Consulting Team

Kirsty Jucker

Managing Director

Kirsty is a Managing Director with ChapmanCG and is based in Switzerland. She works with the team in identifying high-calibre HR talent in Europe and the Middle East, and also assists the company’s global leadership with internal projects.

Kirsty is originally from South Africa and has worked in the UK, Singapore and Australia. Before joining ChapmanCG, Kirsty worked in a consulting and senior project manager capacity in the communications, financial services and professional services industries in Australia, Asia and Europe.
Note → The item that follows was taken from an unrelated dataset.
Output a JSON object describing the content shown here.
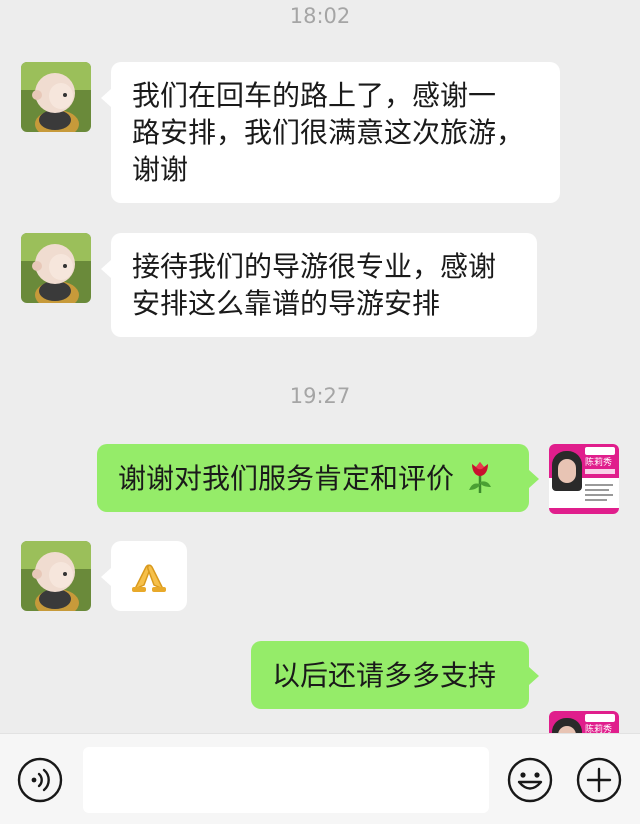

During her time at Verizon Communications, SAI Global, Salmat and Babcock and Brown, she worked closely with business leadership teams on the development and implementation of key projects to support business strategies.

Kirsty has a Bachelor of Commerce in Business Management and Industrial Psychology from the University of South Africa, and a Master of Business Administration from Macquarie Graduate School of Management in Australia.

Outside of work, Kirsty is passionate about travelling, spending time with her two young children and keeping fit with running, spinning and yoga.